There is substantial heterogeneity among primary prostate cancers, evident in the spectrum of molecular abnormalities and its variable clinical course. As part of The Cancer Genome Atlas (TCGA), we present a comprehensive molecular analysis of 333 primary prostate carcinomas. Our results revealed a molecular taxonomy in which 74% of these tumors fell into one of seven subtypes defined by specific gene fusions (ERG, ETV1/4, and FLI1) or mutations (SPOP, FOXA1, and IDH1). Epigenetic profiles showed substantial heterogeneity, including an IDH1 mutant subset with a methylator phenotype.
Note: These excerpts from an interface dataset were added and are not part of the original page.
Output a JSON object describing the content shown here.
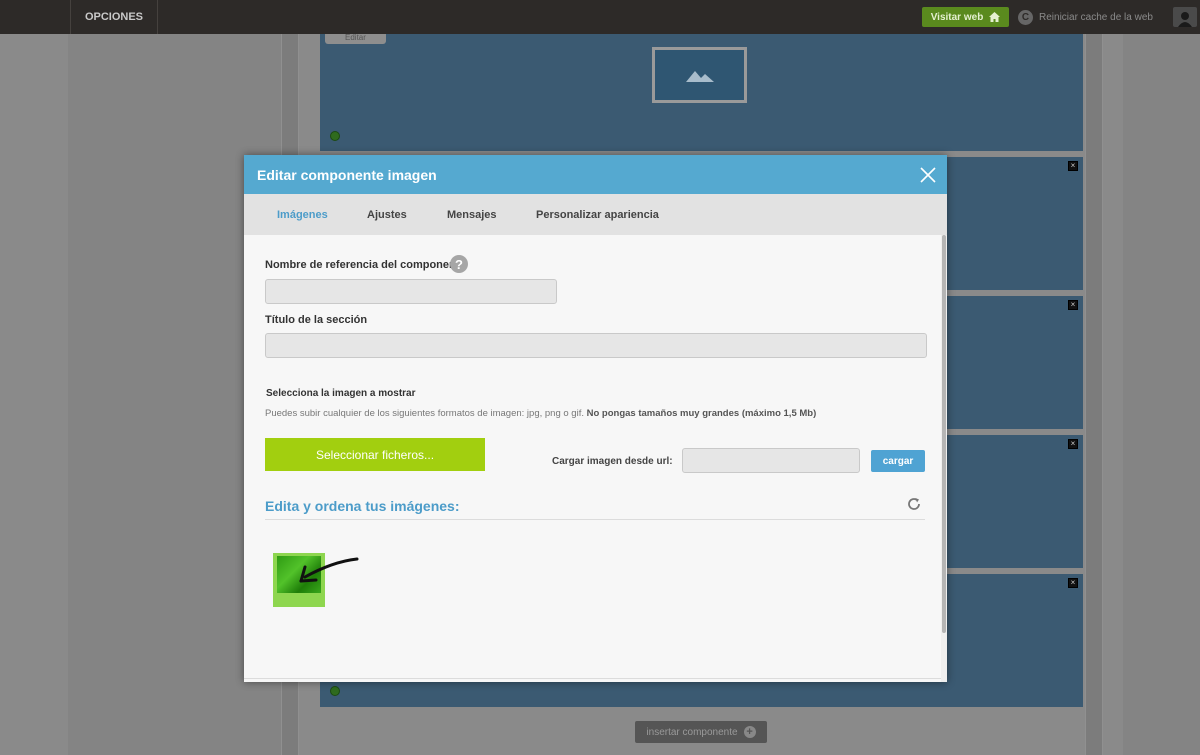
{
  "topbar": {
    "options_label": "OPCIONES",
    "visit_label": "Visitar web",
    "reset_label": "Reiniciar cache de la web"
  },
  "canvas": {
    "edit_tab_label": "Editar",
    "insert_label": "insertar componente"
  },
  "modal": {
    "title": "Editar componente imagen",
    "tabs": [
      {
        "label": "Imágenes",
        "active": true
      },
      {
        "label": "Ajustes",
        "active": false
      },
      {
        "label": "Mensajes",
        "active": false
      },
      {
        "label": "Personalizar apariencia",
        "active": false
      }
    ],
    "ref_name_label": "Nombre de referencia del componente",
    "ref_name_value": "",
    "section_title_label": "Título de la sección",
    "section_title_value": "",
    "select_image_label": "Selecciona la imagen a mostrar",
    "hint_text": "Puedes subir cualquier de los siguientes formatos de imagen: jpg, png o gif.",
    "hint_bold": "No pongas tamaños muy grandes (máximo 1,5 Mb)",
    "select_files_label": "Seleccionar ficheros...",
    "url_label": "Cargar imagen desde url:",
    "url_value": "",
    "load_label": "cargar",
    "images_title": "Edita y ordena tus imágenes:"
  },
  "colors": {
    "header": "#55a9d0",
    "accent": "#4c9cc9",
    "select_button": "#a2cf0f",
    "visit_button": "#5a8a1e"
  }
}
Androgen receptor (AR) activity varied widely and in a subtype-specific manner, with SPOP and FOXA1 mutant tumors having the highest levels of AR-induced transcripts. 25% of the prostate cancers had a presumed actionable lesion in the PI3K or MAPK signaling pathways, and DNA repair genes were inactivated in 19%. Our analysis reveals molecular heterogeneity among primary prostate cancers, as well as potentially actionable molecular defects.
Copyright © 2015 Elsevier Inc. All rights reserved.
Androgen receptor splicing variants (ARVs) that lack the ligand-binding domain (LBD) are associated with the development of castration-resistant prostate cancer (CRPC), including resistance to the new generation of high-affinity anti-androgens. However, the mechanism by which ARV expression is regulated is not fully understood. In this study, we show that the activation of classical nuclear factor-kappa B (NF-κB) signaling increases the expression of ARVs in prostate cancer (PCa) cells and converts androgen-sensitive PCa cells to become androgen-insensitive, whereas downregulation of NF-κB signaling inhibits ARV expression and restores responsiveness of CRPC to anti-androgen therapy. In addition, we demonstrated that combination of anti-androgen with NF-κB-targeted therapy inhibits efficiently tumor growth of human CRPC xenografts. These results indicate that induction of ARVs by activated NF-κB signaling in PCa cells is a critical mechanism by which the PCa progresses to CRPC. This has important implications as it can prolong the survival of CRPC patients by restoring the tumors to once again respond to conventional androgen-deprivation therapy (ADT).